(EXTRACTED ENTRIES Opens)

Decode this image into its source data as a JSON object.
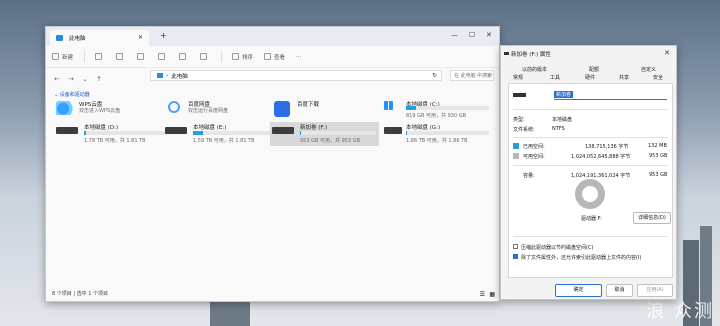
{
  "explorer": {
    "tab_title": "此电脑",
    "toolbar": {
      "new": "新建",
      "sort": "排序",
      "view": "查看",
      "more": "···"
    },
    "address": "此电脑",
    "search_placeholder": "在 此电脑 中搜索",
    "section": "设备和驱动器",
    "clouds": [
      {
        "name": "WPS云盘",
        "sub": "双击进入WPS云盘"
      },
      {
        "name": "百度网盘",
        "sub": "双击运行百度网盘"
      },
      {
        "name": "百度下载",
        "sub": ""
      }
    ],
    "drives": [
      {
        "name": "本地磁盘 (C:)",
        "space": "819 GB 可用，共 930 GB",
        "used": 0.12
      },
      {
        "name": "本地磁盘 (D:)",
        "space": "1.78 TB 可用，共 1.81 TB",
        "used": 0.02
      },
      {
        "name": "本地磁盘 (E:)",
        "space": "1.59 TB 可用，共 1.81 TB",
        "used": 0.12
      },
      {
        "name": "新加卷 (F:)",
        "space": "953 GB 可用，共 953 GB",
        "used": 0.0
      },
      {
        "name": "本地磁盘 (G:)",
        "space": "1.86 TB 可用，共 1.86 TB",
        "used": 0.0
      }
    ],
    "status_count": "8 个项目",
    "status_selected": "选中 1 个项目"
  },
  "props": {
    "title": "新加卷 (F:) 属性",
    "tabs_top": [
      "以前的版本",
      "配额",
      "自定义"
    ],
    "tabs_bottom": [
      "常规",
      "工具",
      "硬件",
      "共享",
      "安全"
    ],
    "volume_name": "新加卷",
    "type_label": "类型:",
    "type_value": "本地磁盘",
    "fs_label": "文件系统:",
    "fs_value": "NTFS",
    "used_label": "已用空间:",
    "used_bytes": "138,715,136 字节",
    "used_size": "132 MB",
    "free_label": "可用空间:",
    "free_bytes": "1,024,052,645,888 字节",
    "free_size": "953 GB",
    "cap_label": "容量:",
    "cap_bytes": "1,024,191,361,024 字节",
    "cap_size": "953 GB",
    "drive_label": "驱动器 F:",
    "cleanup": "详细信息(D)",
    "compress": "压缩此驱动器以节约磁盘空间(C)",
    "index": "除了文件属性外，还允许索引此驱动器上文件的内容(I)",
    "ok": "确定",
    "cancel": "取消",
    "apply": "应用(A)"
  },
  "colors": {
    "used": "#26a0da",
    "free": "#b7b7b7",
    "accent": "#2a6fd6"
  },
  "watermark": "新\n浪 众测"
}
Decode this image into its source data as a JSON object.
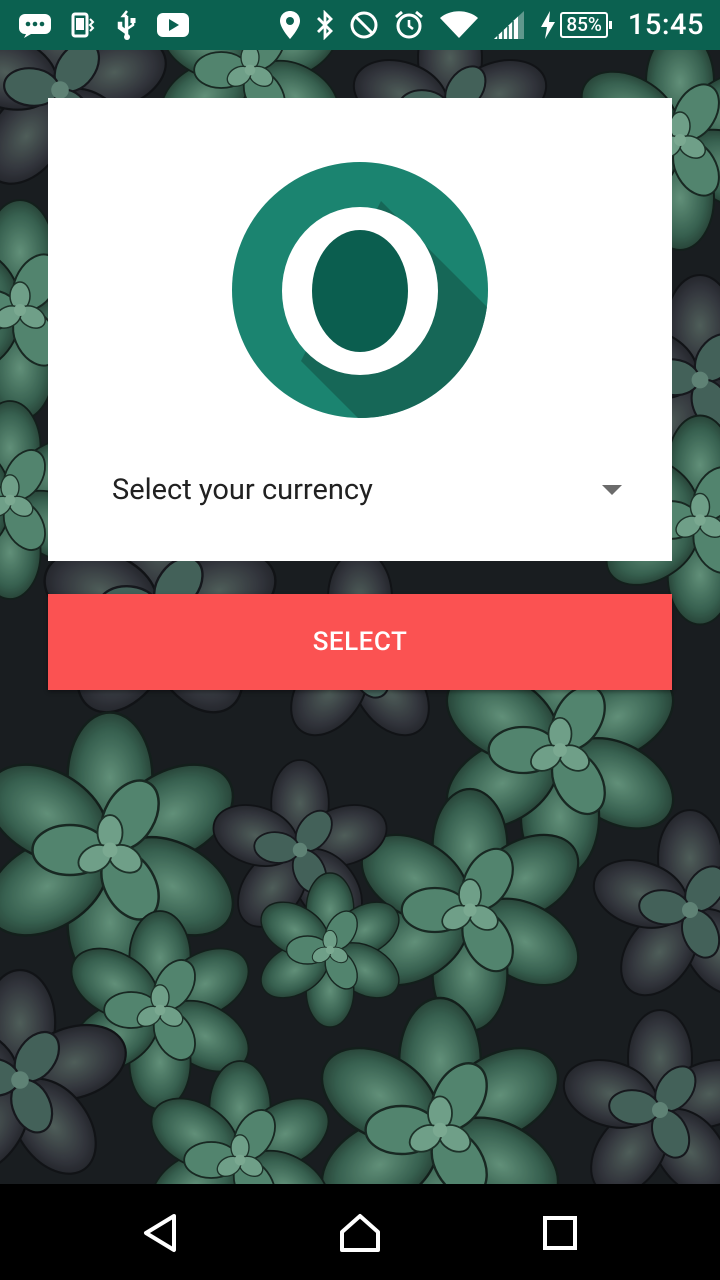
{
  "status_bar": {
    "left_icons": [
      "message-icon",
      "vibrate-icon",
      "usb-icon",
      "youtube-icon"
    ],
    "right_icons": [
      "location-icon",
      "bluetooth-icon",
      "do-not-disturb-icon",
      "alarm-icon",
      "wifi-icon",
      "signal-icon",
      "charging-icon"
    ],
    "battery_percent": "85%",
    "time": "15:45",
    "background_color": "#0b6150"
  },
  "app": {
    "logo": "app-logo-o-icon",
    "logo_color": "#0f7e69",
    "currency_spinner": {
      "label": "Select your currency",
      "icon": "dropdown-arrow-icon"
    },
    "select_button": {
      "label": "SELECT",
      "color": "#fb5252"
    },
    "background": "succulents-wallpaper"
  },
  "nav_bar": {
    "buttons": [
      "back-icon",
      "home-icon",
      "recents-icon"
    ]
  }
}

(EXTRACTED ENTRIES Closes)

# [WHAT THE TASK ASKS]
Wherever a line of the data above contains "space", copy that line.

# [WRITTEN RESPONSE]
        "space": "819 GB 可用，共 930 GB",
        "space": "1.78 TB 可用，共 1.81 TB",
        "space": "1.59 TB 可用，共 1.81 TB",
        "space": "953 GB 可用，共 953 GB",
        "space": "1.86 TB 可用，共 1.86 TB",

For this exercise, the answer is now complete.